Smaller regions, like Oceania and CIS, don’t have a direct path to qualification through their domestic events. They will instead have to make it through specified events in North America (OCE) and Europe (CIS), on top of making it through their home region.

Riot Games
Here’s how the Valorant Champions Tour circuit is shaping up for 2021.

What is Valorant Challengers?

Valorant Challengers is the domestic level of Valorant competition. Each region ⁠— regardless of size ⁠— will have a Challengers event.

Each Challenger event takes place over six weeks with three open qualifiers. It’s similar to the First Strike format: play through Opens, make it to Closed Qualifiers, and if you perform well enough, you make the Challengers Final.

Valorant Challengers format in Valorant Champions Tour

Eight teams will qualify for the Challengers Final. This is the path towards the international Masters-level events. The top teams from each region will earn themselves a spot at the next Masters event:

  • North America (and OCE): Top 3 teams
  • Europe (and CIS, Turkey, and MENAI): Top 4 teams
  • Brazil: Top 2 teams
  • Korea: Top 2 teams
  • Japan: Top 2 teams
  • South-East Asia: Top 2 teams
  • Latin America: Winner of Valorant Challengers

There will be three Valorant Challengers events throughout the year (February, May and August), each running into their respective Valorant Masters event.

What is Valorant Masters?

Valorant Masters is the first stage of international play in Valorant. The best teams from each region will qualify for one of three Masters events, spaced out across the year. The teams will be decided by their placements in Valorant Challengers.

Teams will earn points based on their performance at Masters-level events. These points will be put towards qualifying for the end-of-year Valorant Champions event ⁠— the World Championship.

Due to the current global situation, Masters events may remain at a domestic level for now, and emulate the format from Valorant Challengers. However, making it to Masters and performing well will still be the key to making the big Valorant Champions event.

What is Valorant Champions?

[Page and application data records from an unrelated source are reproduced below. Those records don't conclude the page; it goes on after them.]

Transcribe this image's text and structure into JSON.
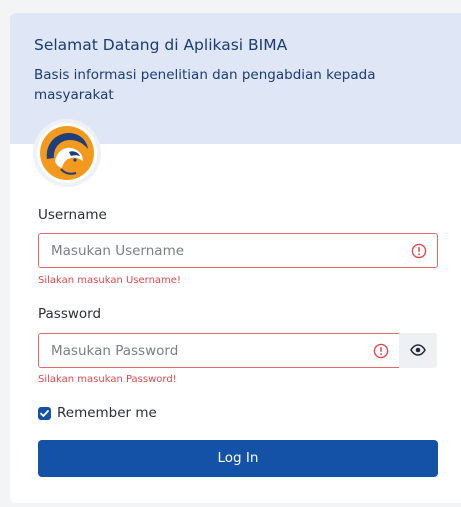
{
  "header": {
    "title": "Selamat Datang di Aplikasi BIMA",
    "subtitle": "Basis informasi penelitian dan pengabdian kepada masyarakat"
  },
  "form": {
    "username": {
      "label": "Username",
      "placeholder": "Masukan Username",
      "value": "",
      "error": "Silakan masukan Username!"
    },
    "password": {
      "label": "Password",
      "placeholder": "Masukan Password",
      "value": "",
      "error": "Silakan masukan Password!"
    },
    "remember": {
      "label": "Remember me",
      "checked": true
    },
    "submit_label": "Log In"
  },
  "colors": {
    "header_bg": "#dfe6f5",
    "primary": "#1452a8",
    "error": "#e2484d",
    "logo_orange": "#f39a1e"
  },
  "icons": [
    "app-logo-icon",
    "error-icon",
    "eye-icon",
    "check-icon"
  ]
}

Valorant Champions is the biggest event on the calendar. It’s essentially the Valorant World Championship. After a year of competition, the top 16 teams around the world will duke it out for the biggest prize in the circuit. It’s set to be a “massive” two-week long event.

There will be 12 direct invites into the Valorant Champions event, based on Masters performances. However, this isn’t the end of the line.

Valorant Champions and Masters format for Valorant Champions Tour

Four more slots will be up for grabs in regional last chance qualifiers. These last chance qualifiers will be split across: North America, Europe, South America, and Asia-Pacific. Here’s the regional breakdown.

  • North America (and OCE): 4 slots
  • Europe (and CIS, Turkey, and MENAI): 4 slots
  • Brazil: At least 2 slots
  • Latin America: At least 1 slot
  • Japan: At least 1 slot
  • South-East Asia: At least 2 slots
  • Korea: At least 1 slot
  • Masters 3 Winner: Direct invite

Putting it simply, the Valorant Champions Tour gives teams of all levels a chance to go from grassroots to glory. From small local Challengers events, all the way through to the Champions Final, there’s a clear path to the top no matter if you are a big organization or a small pub-stomping team. Of course, you still have to meet that Immortal 1 minimum threshold!

The Valorant Champions Tour is set to kick-off in February 2021 with the start of Valorant Challengers Season 1 across the world.